Simplicité relates more to the implementation – start with the simplest working, explicit and constitutional intervention and rely on the experts who work within the system to improve, expand, extend and enrich it. An implicit system is not able to be continuously improved – an explicit system is. The problems that the state faces in building digital systems are entanglement problems – and disentangling delivers benefits one tangle at a time. Simple steps, but lots and lots of them.
Most problems in the digital public sector have already been solved, by a bill team, by a policy team, by an operational or delivery team, perhaps in Scotland, perhaps elsewhere. Perhaps by your team. The task of this project is to collect and systematise all of them.
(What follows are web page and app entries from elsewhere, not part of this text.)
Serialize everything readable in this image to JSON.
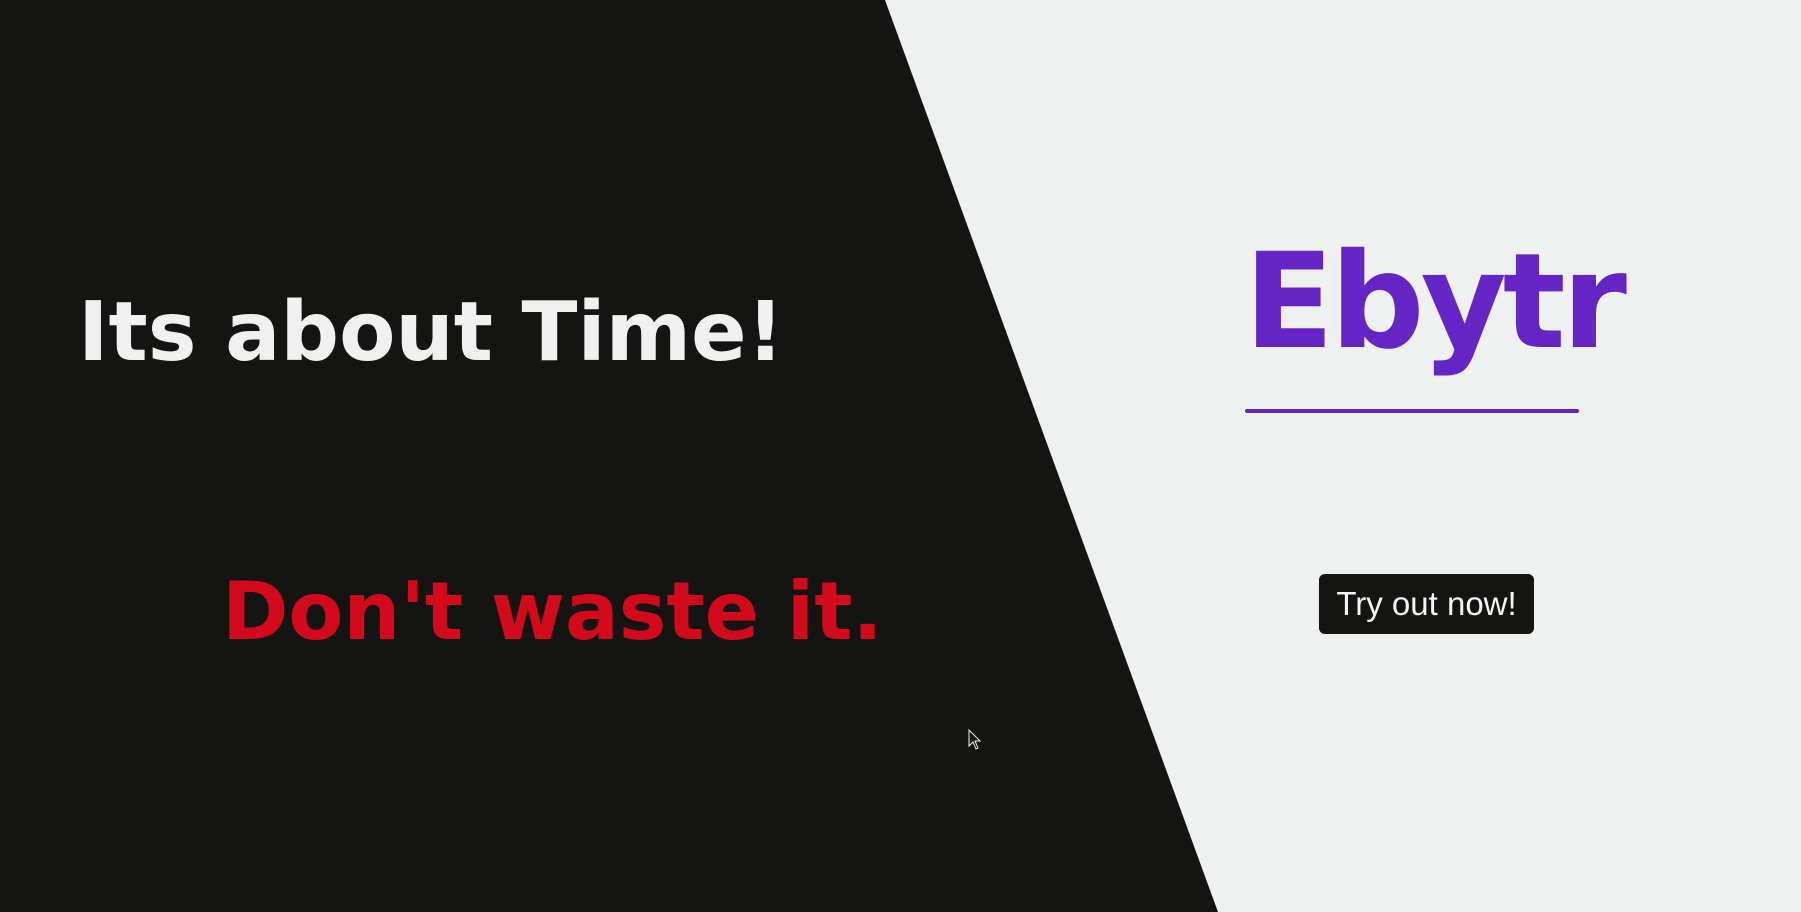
{
  "hero": {
    "headline": "Its about Time!",
    "tagline": "Don't waste it."
  },
  "brand": {
    "name": "Ebytr"
  },
  "cta": {
    "label": "Try out now!"
  },
  "colors": {
    "dark_background": "#141412",
    "light_background": "#eff0f0",
    "brand_purple": "#6524c4",
    "tagline_red": "#d20a1b",
    "headline_white": "#f0f0f0"
  },
  "icons": {
    "pointer": "mouse-pointer-icon"
  }
}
In Scotland the legislative engine has 4 gears:
The normal legislative cascade is one of restriction – the constitution restricts what lawmakers can do, but within that they have the broadest discretion. In Parliamentary Acts (primary legislation) they pass on restricted powers to ministers to make orders (secondary legislation) and grant even more restricted powers to civil servants to make and impose regulation by operational policy. (The minister may in turn devolve a fragment of their power down to civil servants by order).
But in crude terms, the way in which iteration is accelerated to technical speed at the moment is use of a framework bill. The slow Primary Legislation is used to grant extensive Secondary Powers to the Minister who when uses that power to make decisions at a medium pace – or pass powers onto civil servants to make decisions on fast.
The power to do things is granted by stripping away restrictions on doing things. There is a fundamental constitutional problem here. The solution to solving problems arising from the separation of powers is never to merge powers – as a general rule and principle the government should not be able to mark its own homework.
Digital technologies are tremendous concentrators – for good and for ill.
I stumbled on a cine club with a wee cinema on its knees thanks to Covid. Thanks the magic of Twitter a quarter of a million people now know about it, we have 3 short films in production. Heartwarming.
By contrast Gamergate – a tsunami of orchestrated and concentrated hate.
So it is with digital government – for the miracle of contact tracing under COVID, there is the horror of Chinese social media policy for Uighurs.
The combination of faster digital iteration, delegation of broad powers to ministers and civil servants and digital concentration makes a heady and toxic cocktail.
It is also a cocktail that we have seen drunk before in the UK – it is not a novelty – and I have written about the government taking huge executive powers before.
To design a government gearbox we have understand two things in great detail.
The first is speedbumps – things on the legislative side that slow down implementation – and the 2nd article in this series will talk about how we go about doing that.
The second thing is to build a detailed catalogue of the types of decisions that the technical trades need to make, everything from data, technical design, organisation design, UX and user experience – and the 3rd article will talk about how we do that.
When we have these two things we need to build a legislative architecture that shows us how to fit all these decisions together in the right way to achieve the maximum amount of iteration and delivery speed at the lowest cost. But speed is not alone, for each type of decision that each specialist team takes we need to think about how it is supervised and scrutinised by the parliament – or by bodies setup by the parliament (the Audit Commission model).
The rough shape of the legislative architecture will be the subject of the 4th article – and the 5th article will cover how we will test the proposition.
You can follow Gordon’s work in more detail and get invitations to participate in the research on his SubStack.
Image by Yetto. With no amendments.
Used under – Attribution-NonCommercial-NoDerivs 2.0 Generic (CC BY-NC-ND 2.0)